== WORK REQUEST ==
Could you repeat every record below exactly, leaving out the pictures?

RECORDS FOR THE TASK section start

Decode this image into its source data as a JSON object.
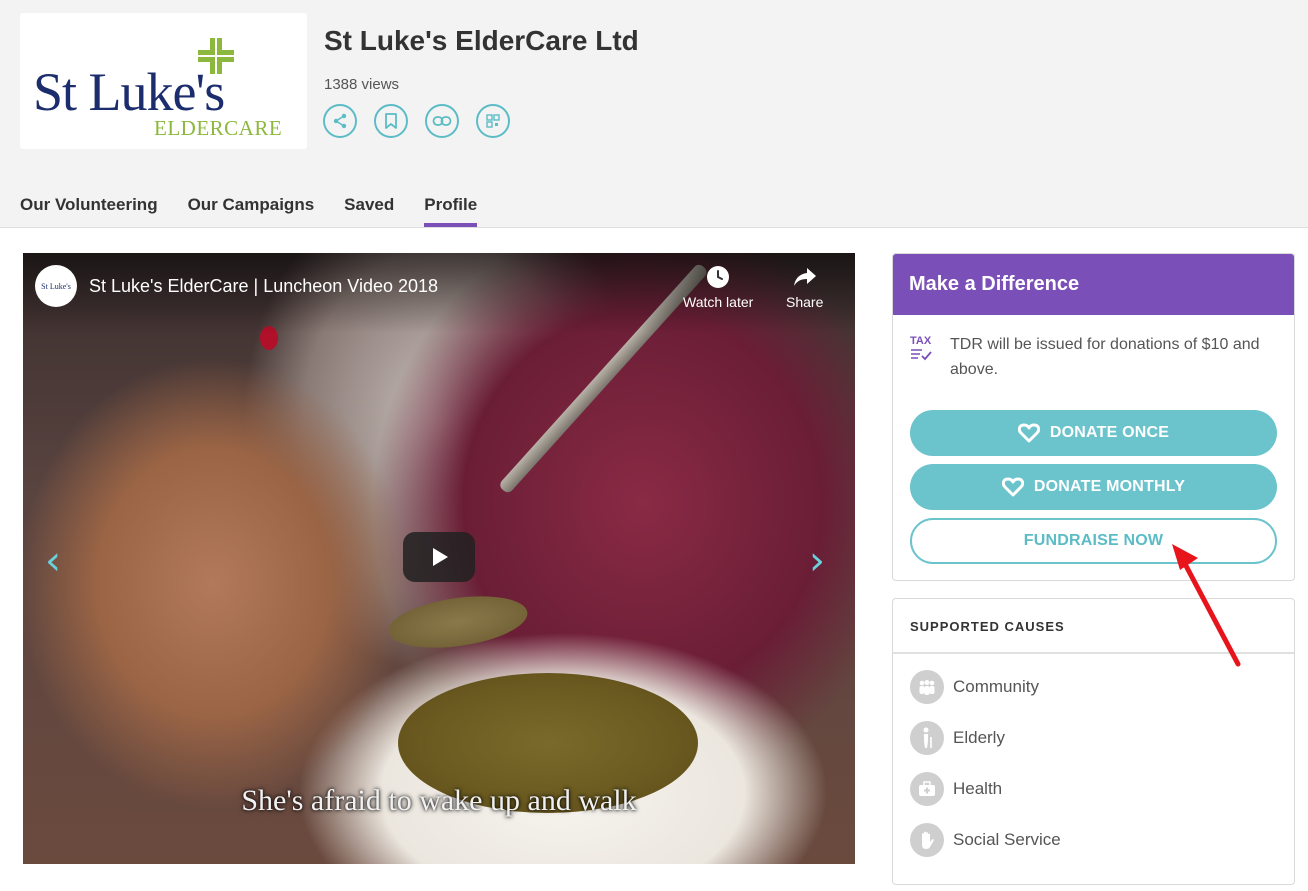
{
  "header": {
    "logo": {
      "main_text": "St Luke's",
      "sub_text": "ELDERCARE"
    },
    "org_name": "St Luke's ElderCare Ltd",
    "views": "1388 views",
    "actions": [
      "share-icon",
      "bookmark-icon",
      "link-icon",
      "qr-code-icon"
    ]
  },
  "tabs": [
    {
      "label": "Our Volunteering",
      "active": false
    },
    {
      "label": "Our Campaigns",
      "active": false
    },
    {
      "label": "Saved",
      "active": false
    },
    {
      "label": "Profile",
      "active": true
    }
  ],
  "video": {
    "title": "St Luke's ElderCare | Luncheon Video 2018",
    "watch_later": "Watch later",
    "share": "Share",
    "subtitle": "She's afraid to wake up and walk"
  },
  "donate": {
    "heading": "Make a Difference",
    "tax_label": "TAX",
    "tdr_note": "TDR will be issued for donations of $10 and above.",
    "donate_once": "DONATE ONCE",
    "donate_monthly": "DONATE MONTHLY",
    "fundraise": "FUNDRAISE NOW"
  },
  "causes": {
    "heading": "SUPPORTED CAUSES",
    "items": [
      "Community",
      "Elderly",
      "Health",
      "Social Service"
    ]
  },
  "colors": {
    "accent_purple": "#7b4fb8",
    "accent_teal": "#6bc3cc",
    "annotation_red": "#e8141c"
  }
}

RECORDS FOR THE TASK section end

== RESPONSE TO THE TASK ==
Decode this image into its source data as a JSON object.
{
  "header": {
    "logo": {
      "main_text": "St Luke's",
      "sub_text": "ELDERCARE"
    },
    "org_name": "St Luke's ElderCare Ltd",
    "views": "1388 views",
    "actions": [
      "share-icon",
      "bookmark-icon",
      "link-icon",
      "qr-code-icon"
    ]
  },
  "tabs": [
    {
      "label": "Our Volunteering",
      "active": false
    },
    {
      "label": "Our Campaigns",
      "active": false
    },
    {
      "label": "Saved",
      "active": false
    },
    {
      "label": "Profile",
      "active": true
    }
  ],
  "video": {
    "title": "St Luke's ElderCare | Luncheon Video 2018",
    "watch_later": "Watch later",
    "share": "Share",
    "subtitle": "She's afraid to wake up and walk"
  },
  "donate": {
    "heading": "Make a Difference",
    "tax_label": "TAX",
    "tdr_note": "TDR will be issued for donations of $10 and above.",
    "donate_once": "DONATE ONCE",
    "donate_monthly": "DONATE MONTHLY",
    "fundraise": "FUNDRAISE NOW"
  },
  "causes": {
    "heading": "SUPPORTED CAUSES",
    "items": [
      "Community",
      "Elderly",
      "Health",
      "Social Service"
    ]
  },
  "colors": {
    "accent_purple": "#7b4fb8",
    "accent_teal": "#6bc3cc",
    "annotation_red": "#e8141c"
  }
}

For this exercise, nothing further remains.